“The CBN should, in the course of this process, open up the banking industry to more players, to deepen competition and de-concentrate market control from the hands of a few big banks. The US has over 4,000 commercial banks in the system, while the UK has over 300.

“With increase in the market capitalization of banks, the concentration risks where a few listed companies control a high percentage of the total market capitalisation will be reduced, as more Banks join the league of Mega-companies. Given the possibility of money laundering, CIS urges greater due diligence on persons and institutions making abnormally large investments during the exercise. Furthermore, there should be strict adherence to good corporate governance by all participating entities. Adequate provisions should be made for the protection of minority shareholders in the implementation of the bank recapitalisation policy,” the Institute further said.

“We enjoin capital market operators to provide wholesome professional advice to both existing and prospective investors during the exercise. This will entail revamping their research machinery and investing more on skilled personnel and technology. The general public are strongly advised to seek professional advice from certified stockbrokers, who are the first line experts in Securities and Investment matters.

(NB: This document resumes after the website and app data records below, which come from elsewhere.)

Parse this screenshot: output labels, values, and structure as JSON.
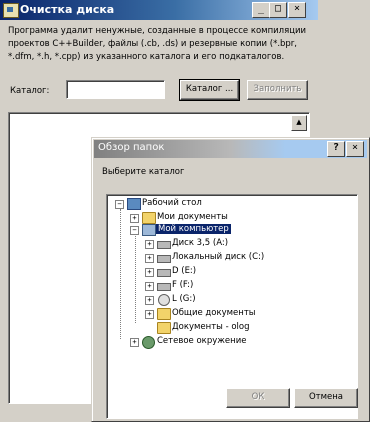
{
  "main_window": {
    "title": "Очистка диска",
    "description": "Программа удалит ненужные, созданные в процессе компиляции проектов C++Builder, файлы (.cb, .ds) и резервные копии (*.bpr, *.dfm, *.h, *.cpp) из указанного каталога и его подкаталогов.",
    "catalog_label": "Каталог:",
    "catalog_value": "",
    "browse_button": "Каталог ...",
    "fill_button": "Заполнить"
  },
  "dialog": {
    "title": "Обзор папок",
    "help_glyph": "?",
    "close_glyph": "×",
    "prompt": "Выберите каталог",
    "tree": {
      "desktop": "Рабочий стол",
      "my_documents": "Мои документы",
      "my_computer": "Мой компьютер",
      "drive_a": "Диск 3,5 (A:)",
      "drive_c": "Локальный диск (C:)",
      "drive_d": "D (E:)",
      "drive_e": "F (F:)",
      "drive_g": "L (G:)",
      "shared_docs": "Общие документы",
      "user_docs": "Документы - olog",
      "network": "Сетевое окружение"
    },
    "ok_button": "ОК",
    "cancel_button": "Отмена"
  },
  "window_controls": {
    "minimize": "_",
    "maximize": "□",
    "close": "×"
  },
  "colors": {
    "active_title": "#0a246a",
    "face": "#d4d0c8",
    "selection": "#0a246a"
  }
}
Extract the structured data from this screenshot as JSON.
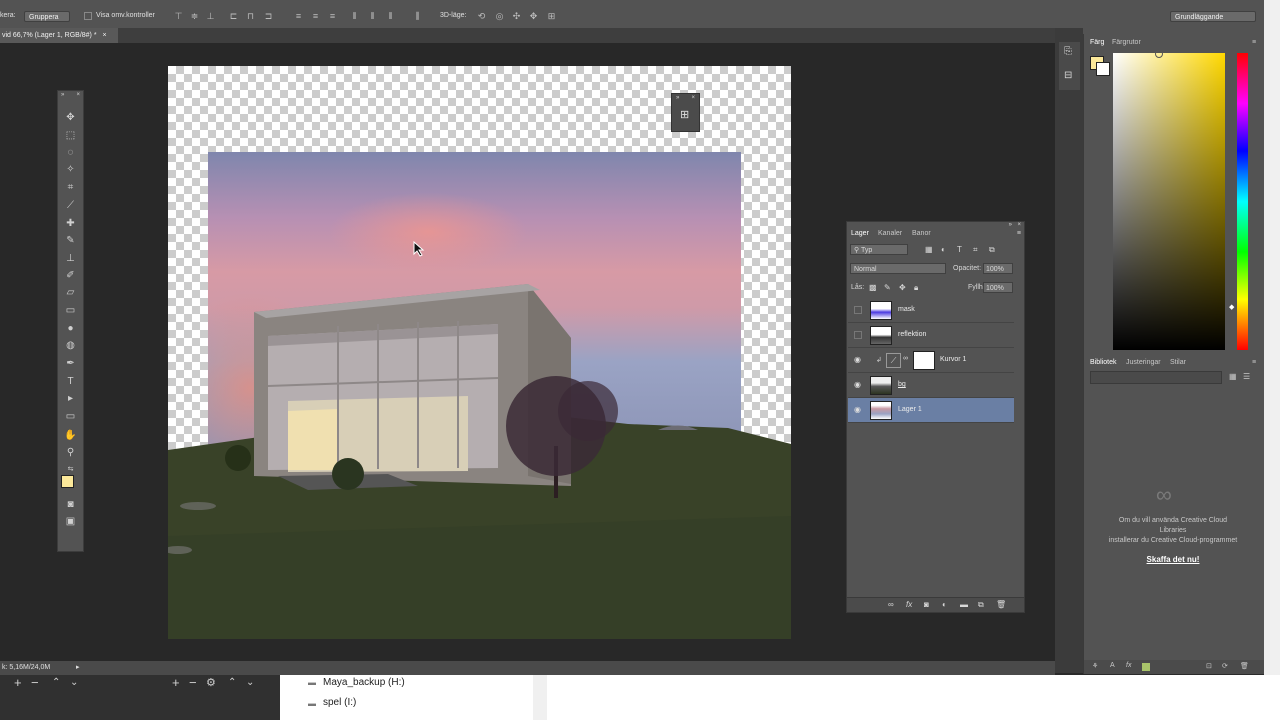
{
  "optbar": {
    "left_label": "kera:",
    "group_select": "Gruppera",
    "transform_label": "Visa omv.kontroller",
    "mode_3d": "3D-läge:",
    "workspace": "Grundläggande"
  },
  "doc": {
    "tab_title": "vid 66,7% (Lager 1, RGB/8#) *",
    "status": "k: 5,16M/24,0M"
  },
  "layers_panel": {
    "tabs": [
      "Lager",
      "Kanaler",
      "Banor"
    ],
    "filter": "Typ",
    "blend_mode": "Normal",
    "opacity_label": "Opacitet:",
    "opacity_value": "100%",
    "lock_label": "Lås:",
    "fill_label": "Fyllh",
    "fill_value": "100%",
    "layers": [
      {
        "name": "mask",
        "visible": false
      },
      {
        "name": "reflektion",
        "visible": false
      },
      {
        "name": "Kurvor 1",
        "visible": true
      },
      {
        "name": "bg",
        "visible": true
      },
      {
        "name": "Lager 1",
        "visible": true,
        "selected": true
      }
    ]
  },
  "color_panel": {
    "tabs": [
      "Färg",
      "Färgrutor"
    ],
    "foreground": "#fbe89a",
    "background": "#ffffff"
  },
  "library_panel": {
    "tabs": [
      "Bibliotek",
      "Justeringar",
      "Stilar"
    ],
    "message_line1": "Om du vill använda Creative Cloud",
    "message_line2": "Libraries",
    "message_line3": "installerar du Creative Cloud-programmet",
    "link": "Skaffa det nu!"
  },
  "desktop": {
    "drives": [
      "Maya_backup (H:)",
      "spel (I:)"
    ]
  },
  "colors": {
    "selected_layer": "#6a7fa4",
    "panel": "#535353",
    "workspace": "#282828"
  }
}
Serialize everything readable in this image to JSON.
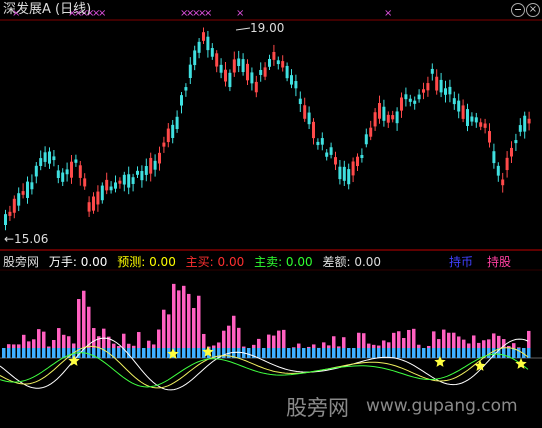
{
  "header": {
    "title": "深发展A (日线)",
    "title_color": "#dddddd",
    "markers": [
      {
        "x_index": 4,
        "symbol": "×"
      },
      {
        "x_index": 10,
        "symbol": "×"
      },
      {
        "x_index": 11,
        "symbol": "×"
      },
      {
        "x_index": 12,
        "symbol": "×"
      },
      {
        "x_index": 13,
        "symbol": "×"
      },
      {
        "x_index": 14,
        "symbol": "×"
      },
      {
        "x_index": 15,
        "symbol": "×"
      },
      {
        "x_index": 16,
        "symbol": "×"
      },
      {
        "x_index": 17,
        "symbol": "×"
      },
      {
        "x_index": 18,
        "symbol": "×"
      },
      {
        "x_index": 19,
        "symbol": "×"
      },
      {
        "x_index": 20,
        "symbol": "×"
      },
      {
        "x_index": 21,
        "symbol": "×"
      },
      {
        "x_index": 27,
        "symbol": "×"
      }
    ],
    "marker_color": "#e050e0"
  },
  "window_buttons": [
    "minimize",
    "close"
  ],
  "price_panel": {
    "high_label": "19.00",
    "low_label": "←15.06",
    "up_color": "#ff4a4a",
    "down_color": "#40e0e0"
  },
  "indicator_bar": {
    "items": [
      {
        "label": "股旁网",
        "color": "#dddddd"
      },
      {
        "label": "万手: 0.00",
        "color": "#ffffff"
      },
      {
        "label": "预测: 0.00",
        "color": "#ffff00"
      },
      {
        "label": "主买: 0.00",
        "color": "#ff3030"
      },
      {
        "label": "主卖: 0.00",
        "color": "#30ff30"
      },
      {
        "label": "差额: 0.00",
        "color": "#dddddd"
      }
    ],
    "right_labels": [
      {
        "label": "持币",
        "color": "#4040ff"
      },
      {
        "label": "持股",
        "color": "#ff40a0"
      }
    ]
  },
  "volume_panel": {
    "bar_pink": "#ff60c0",
    "bar_blue": "#40b0ff",
    "line_white": "#ffffff",
    "line_yellow": "#f0f060",
    "line_green": "#40ff40",
    "star_color": "#ffff40"
  },
  "watermark": {
    "cn": "股旁网",
    "url": "www.gupang.com"
  }
}
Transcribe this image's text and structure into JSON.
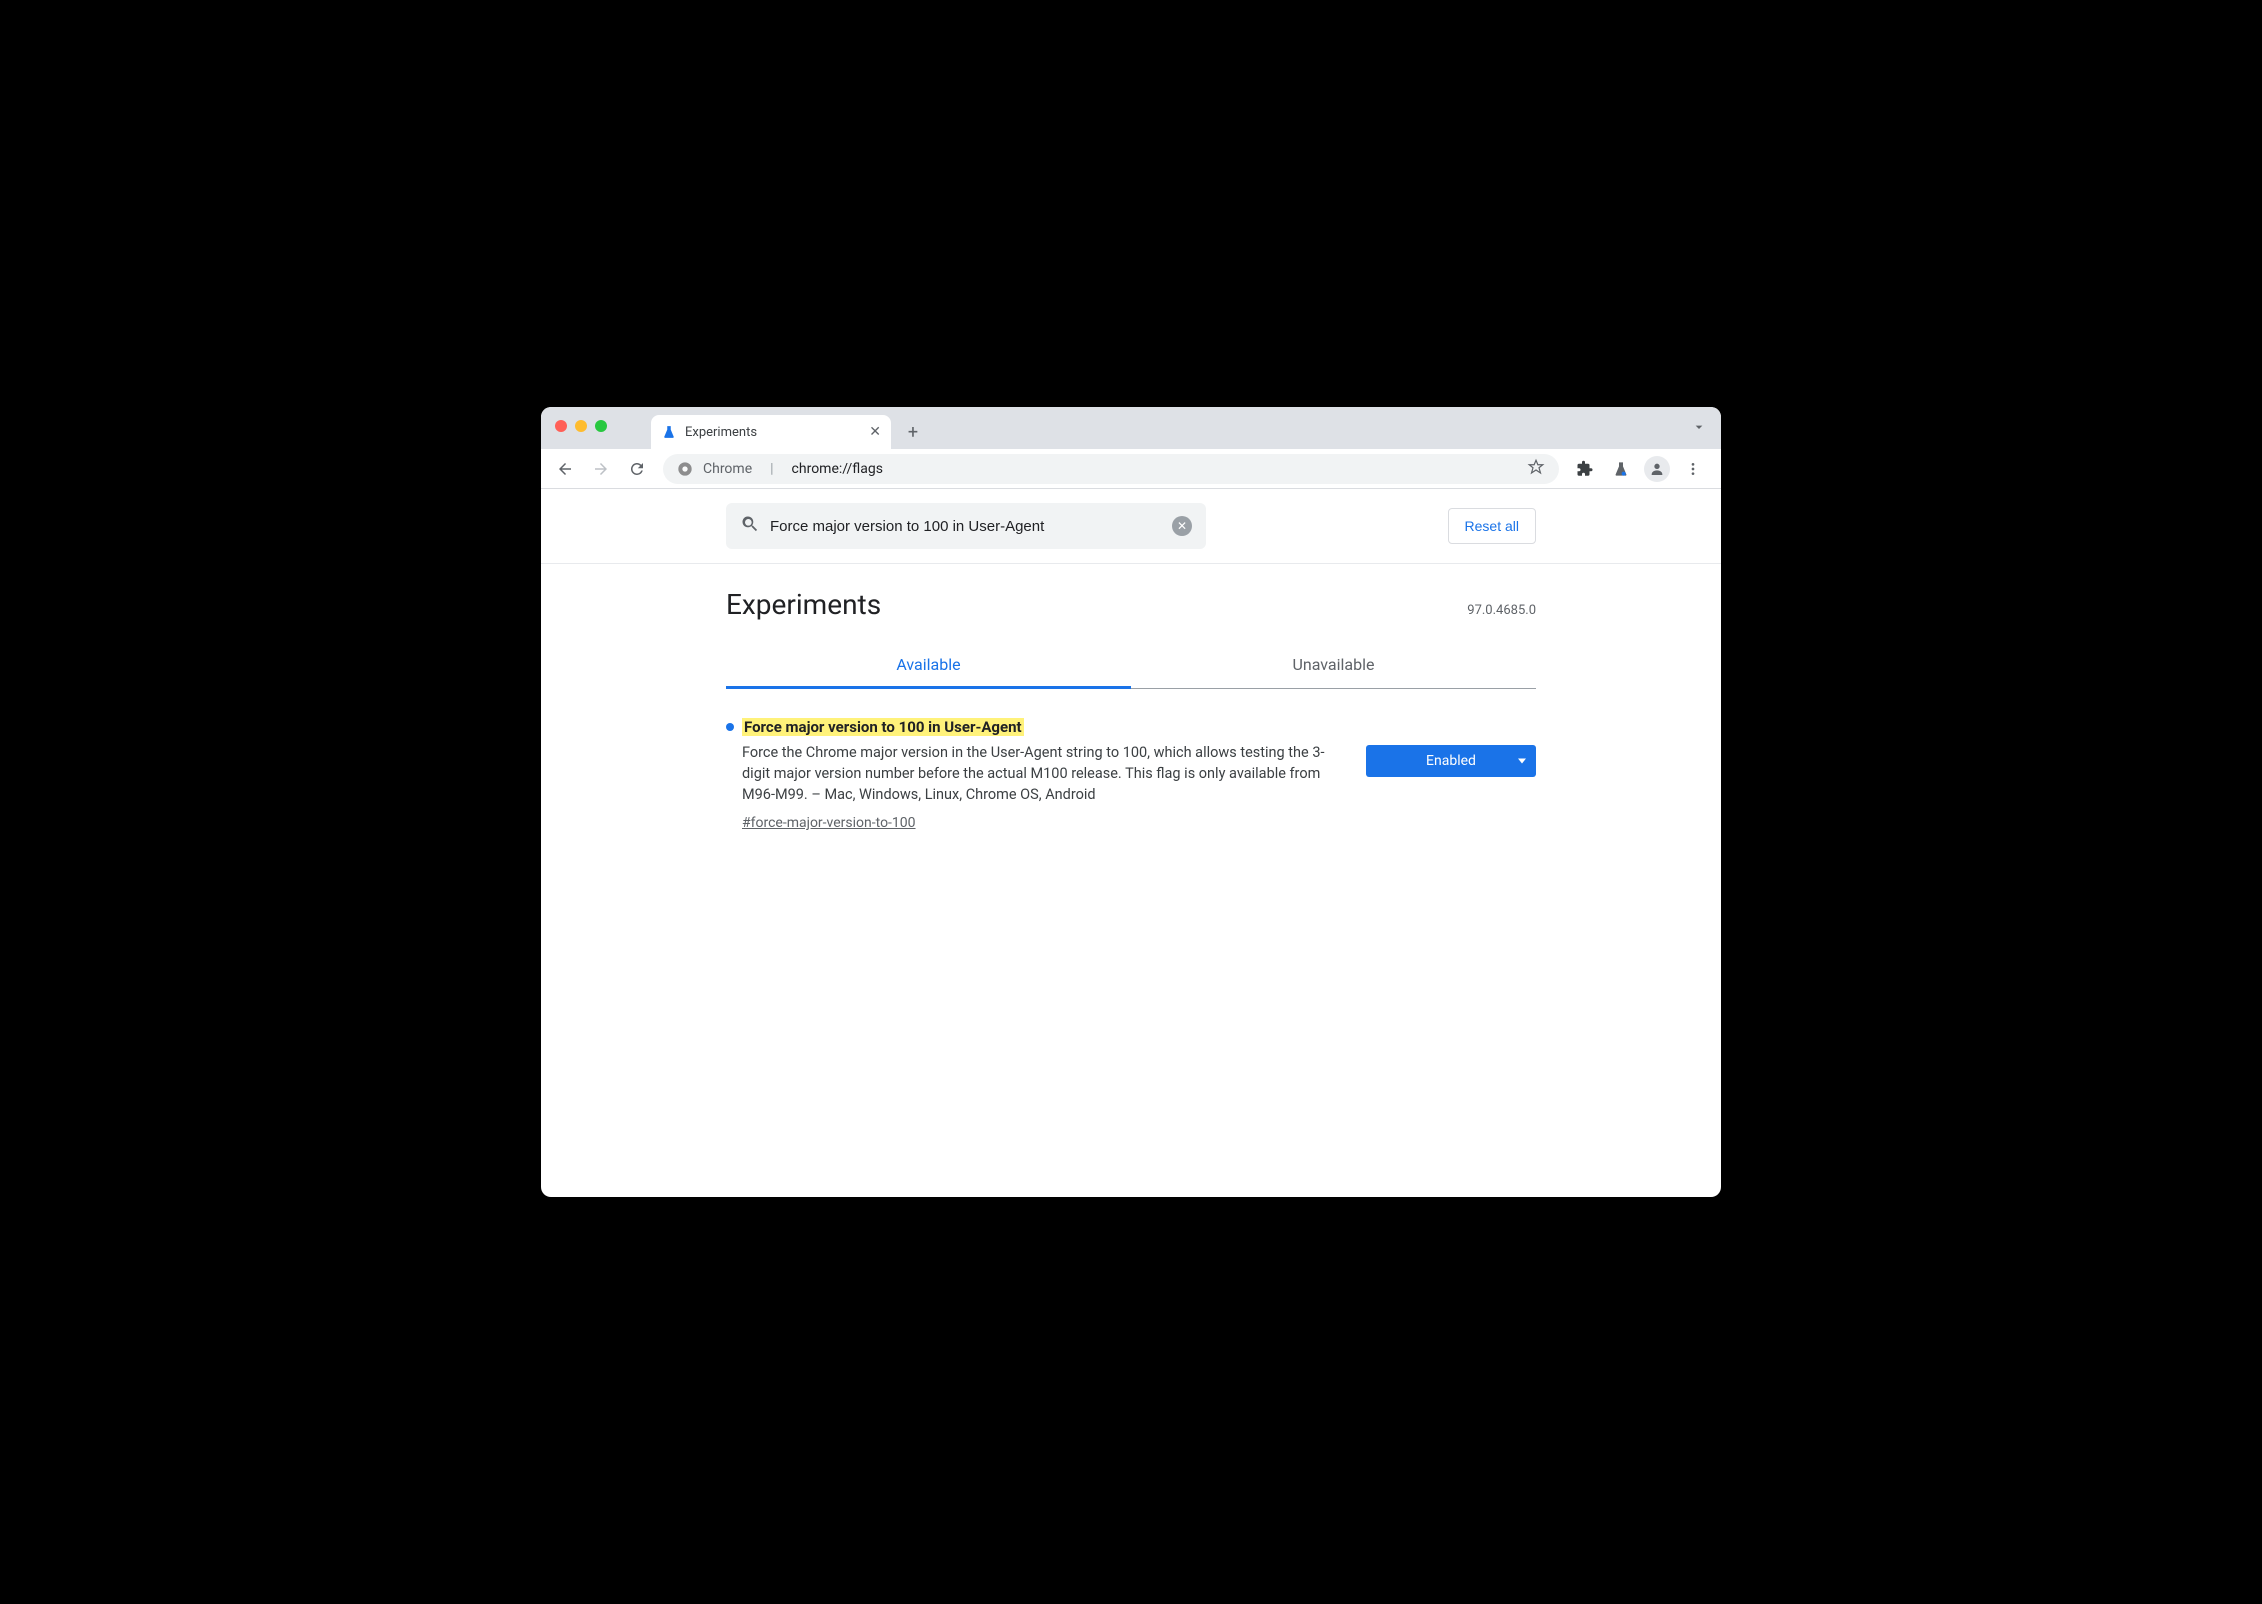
{
  "window": {
    "tab_title": "Experiments"
  },
  "address_bar": {
    "chrome_label": "Chrome",
    "url_path": "chrome://flags"
  },
  "search": {
    "value": "Force major version to 100 in User-Agent",
    "reset_label": "Reset all"
  },
  "header": {
    "title": "Experiments",
    "version": "97.0.4685.0"
  },
  "tabs": {
    "available": "Available",
    "unavailable": "Unavailable"
  },
  "experiment": {
    "title": "Force major version to 100 in User-Agent",
    "description": "Force the Chrome major version in the User-Agent string to 100, which allows testing the 3-digit major version number before the actual M100 release. This flag is only available from M96-M99. – Mac, Windows, Linux, Chrome OS, Android",
    "hash": "#force-major-version-to-100",
    "select_value": "Enabled"
  }
}
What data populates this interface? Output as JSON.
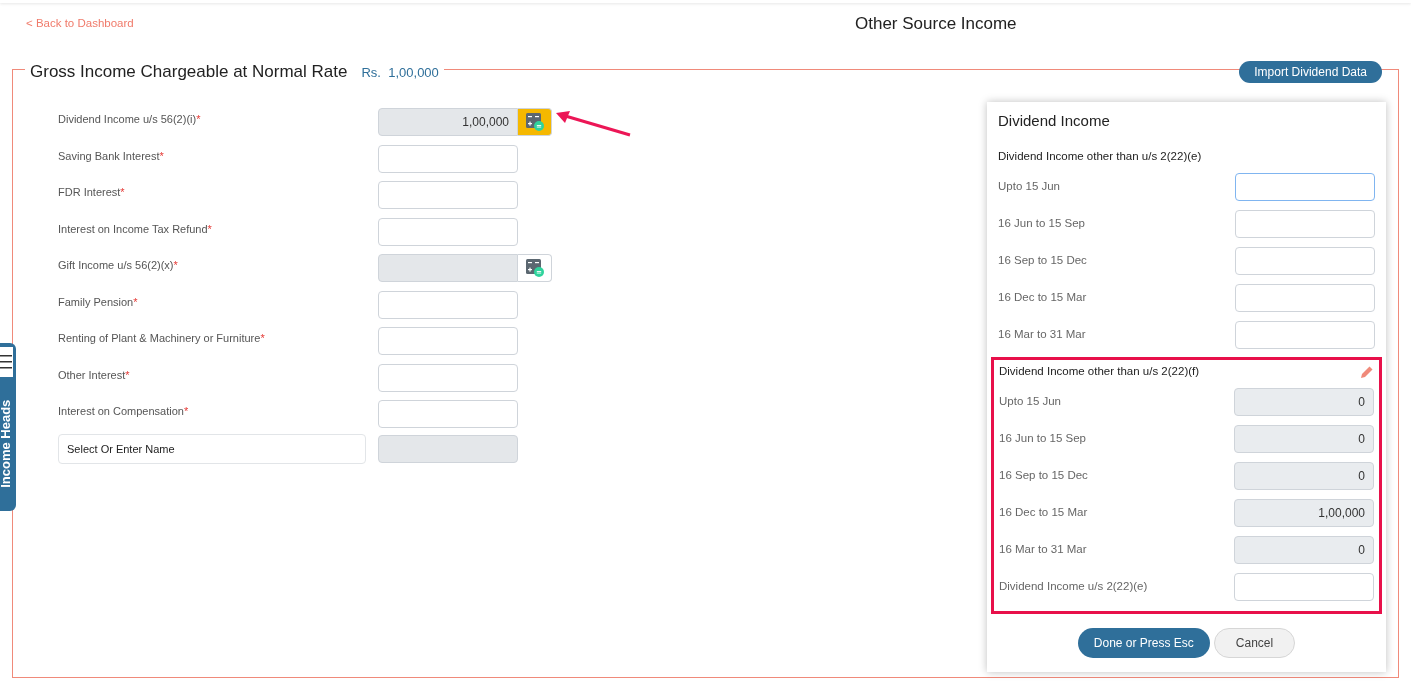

“We urge all parties concerned to ensure that they comply with all relevant laws of the land in the course of the banking sector recapitalization exercise. Investors may verify from the Securities and Exchange Commission (SEC) the authenticity of any institution claiming to be a party to any of the bank offers. Additionally, investors may obtain the list of bonafide individual stockbrokers from the Chartered Institute of Stockbrokers’ website (www.cisnigeria.org) or that of securities dealing firms from the Association of Securities Dealing Houses of Nigeria (ASHON). They may also obtain valid information from the Nigerian Exchange Group (NGX Group), the FMDQ Securities Exchange, NASD and other SEC-licensed securities exchanges in Nigeria.

“CIS represents the rule of law, so the 2024 – 2026 Banking Sector Recapitalisation Programme should be undertaken strictly in accordance with the extant laws of the Federal Republic of Nigeria and the rules, regulations and usages governing the Nigerian financial system; money and capital markets. The exercise bears a strong and feasible potential to move Nigeria closer to sustainable double-digit GDP growth and the envisaged $1trillion economy, ”
according to the statement .